A still from the Facebook Live video in which a stunned Natosha, pictured, listens in complete disbelief as her father takes instructions from 911 on how to deliver a baby
In the video, Natosha, left, is seen standing in her bathtub. Her mother (right) held the baby while the family tried to figure out a way to cut her umbilical cord
The new mother decided to stream the birth on Facebook Live because she wanted a record of what was happening.
911 advised my dad to find a string for the umbilical cord, so in panic he tried taking his shoelaces off…
Natosha says: ‘I wanted the memory of the birth regardless of in a hospital or my home. My mother caught Nola while I stood there.’
In the video, a stunned Natosha is heard asking ‘what the f***?’ repeatedly just moments after giving birth.
Her father, who was on the phone with 911, helped, telling them his daughter was ‘freaking out’ and asking what the family should do with the umbilical cord.
Natosha explains: ‘911 on the phone advised my dad to find a string for the umbilical cord, so in panic he tried taking his shoe strings off, but luckily the EMTs came at this point.’
The birth went well, but because Natosha didn’t deliver at the hospital she has not been able to receive a birth certificate for Nola and cannot get the Government assistance that she needs.
‘They keep telling me COVID could make it take up to a year, but it’s really not my fault that I gave birth at home,’ she says.
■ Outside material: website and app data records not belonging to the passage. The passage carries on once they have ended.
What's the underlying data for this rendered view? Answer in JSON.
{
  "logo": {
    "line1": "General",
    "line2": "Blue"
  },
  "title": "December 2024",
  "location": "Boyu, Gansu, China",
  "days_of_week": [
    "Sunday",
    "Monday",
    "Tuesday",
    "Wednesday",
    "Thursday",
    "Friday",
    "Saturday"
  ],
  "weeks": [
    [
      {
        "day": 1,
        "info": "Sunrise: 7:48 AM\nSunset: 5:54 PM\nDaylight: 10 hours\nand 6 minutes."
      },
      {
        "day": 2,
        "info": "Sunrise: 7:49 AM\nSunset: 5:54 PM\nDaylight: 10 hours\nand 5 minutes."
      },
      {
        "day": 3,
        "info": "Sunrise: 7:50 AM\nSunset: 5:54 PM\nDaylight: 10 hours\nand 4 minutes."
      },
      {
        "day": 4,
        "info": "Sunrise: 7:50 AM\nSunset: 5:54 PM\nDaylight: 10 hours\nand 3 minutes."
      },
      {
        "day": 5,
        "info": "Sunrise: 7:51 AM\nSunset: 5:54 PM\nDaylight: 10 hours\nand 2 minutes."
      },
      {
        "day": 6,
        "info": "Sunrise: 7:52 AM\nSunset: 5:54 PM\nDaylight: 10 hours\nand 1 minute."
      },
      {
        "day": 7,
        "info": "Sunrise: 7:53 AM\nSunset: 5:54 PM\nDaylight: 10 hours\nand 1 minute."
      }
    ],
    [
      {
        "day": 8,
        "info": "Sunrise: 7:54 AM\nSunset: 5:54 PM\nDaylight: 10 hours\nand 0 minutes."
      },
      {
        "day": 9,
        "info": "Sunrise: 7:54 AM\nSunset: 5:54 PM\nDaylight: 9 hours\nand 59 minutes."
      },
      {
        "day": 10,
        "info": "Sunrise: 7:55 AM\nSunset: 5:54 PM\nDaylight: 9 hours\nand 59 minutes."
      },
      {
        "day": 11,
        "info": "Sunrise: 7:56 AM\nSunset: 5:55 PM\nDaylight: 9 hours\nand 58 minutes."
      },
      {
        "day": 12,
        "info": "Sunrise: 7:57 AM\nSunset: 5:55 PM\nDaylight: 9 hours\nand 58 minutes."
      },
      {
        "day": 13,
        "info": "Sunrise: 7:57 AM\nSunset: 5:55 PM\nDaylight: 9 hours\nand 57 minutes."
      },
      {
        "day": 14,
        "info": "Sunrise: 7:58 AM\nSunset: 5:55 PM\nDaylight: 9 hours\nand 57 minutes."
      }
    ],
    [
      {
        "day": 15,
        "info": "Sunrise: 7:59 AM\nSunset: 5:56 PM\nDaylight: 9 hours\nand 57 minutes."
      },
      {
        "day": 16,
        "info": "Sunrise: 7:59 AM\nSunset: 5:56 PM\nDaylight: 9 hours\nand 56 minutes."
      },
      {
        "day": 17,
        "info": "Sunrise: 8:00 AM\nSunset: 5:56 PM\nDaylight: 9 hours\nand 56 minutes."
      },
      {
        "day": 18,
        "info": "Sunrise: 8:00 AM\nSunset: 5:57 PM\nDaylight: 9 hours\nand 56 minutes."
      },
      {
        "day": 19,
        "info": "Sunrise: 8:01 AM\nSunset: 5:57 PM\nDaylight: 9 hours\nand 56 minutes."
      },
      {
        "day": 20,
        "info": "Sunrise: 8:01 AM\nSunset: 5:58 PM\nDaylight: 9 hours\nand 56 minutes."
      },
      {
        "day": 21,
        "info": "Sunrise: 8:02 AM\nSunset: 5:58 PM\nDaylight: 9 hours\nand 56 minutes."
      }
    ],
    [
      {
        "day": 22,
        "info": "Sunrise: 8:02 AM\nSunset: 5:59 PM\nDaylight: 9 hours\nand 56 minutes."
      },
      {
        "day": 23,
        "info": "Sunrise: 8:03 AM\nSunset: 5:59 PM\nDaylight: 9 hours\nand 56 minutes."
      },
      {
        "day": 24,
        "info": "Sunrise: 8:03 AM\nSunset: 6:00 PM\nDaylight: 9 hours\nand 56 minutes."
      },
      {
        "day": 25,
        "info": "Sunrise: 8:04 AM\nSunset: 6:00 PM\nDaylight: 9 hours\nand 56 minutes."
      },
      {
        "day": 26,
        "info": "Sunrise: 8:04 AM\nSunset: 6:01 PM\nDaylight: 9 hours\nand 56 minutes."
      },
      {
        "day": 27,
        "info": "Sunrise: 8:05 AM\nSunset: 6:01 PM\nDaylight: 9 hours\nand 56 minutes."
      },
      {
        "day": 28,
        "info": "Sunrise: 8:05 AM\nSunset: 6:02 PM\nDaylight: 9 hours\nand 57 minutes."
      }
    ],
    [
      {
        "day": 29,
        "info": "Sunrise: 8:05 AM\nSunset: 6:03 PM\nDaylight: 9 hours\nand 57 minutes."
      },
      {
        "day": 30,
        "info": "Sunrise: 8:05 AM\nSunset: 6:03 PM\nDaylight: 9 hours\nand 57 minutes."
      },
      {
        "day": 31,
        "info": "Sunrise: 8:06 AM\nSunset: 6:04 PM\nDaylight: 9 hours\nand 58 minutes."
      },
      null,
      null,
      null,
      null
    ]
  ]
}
Two months on, Nola, pictured, is a healthy and active baby. Natosha claims the hospital should have realised she was in labor. She streamed the birth on Facebook Live to keep a record of what had happened to her
Natosha, pictured with Nola now, claims she received no support from the hospital after her daughter’s birth and can’t even get a birth certificate because Nola was born outside of hospital
Grandad! Natosha’s father, pictured with Nola, helped his daughter give birth and was on the phone with 911 throughout
A spokesperson for the Atrium Medical Center said that Ohio and Federal privacy laws prohibit them from discussing and disclosing information of patients when contacted about Natosha’s claims of being sent home and not being being able to get a birth certificate.
They also said that as per hospital policy, mothers who give birth outside of the hospital, must obtain a birth certificate through their local health department.
But Natosha claims she hasn’t been helped when she contacts the hospital for information.
She added: ‘When I go to the hospital nobody knows what I’m talking about and they look at me like I’m crazy.’
Though the early weeks of Nola’s life have been a struggle, Natosha said that the adorable baby is doing very well.
‘She’s perfectly healthy,’ she beams. ‘She’s advanced. She’s been teething since two-months-old. She’s crawling and she loves jazz music.’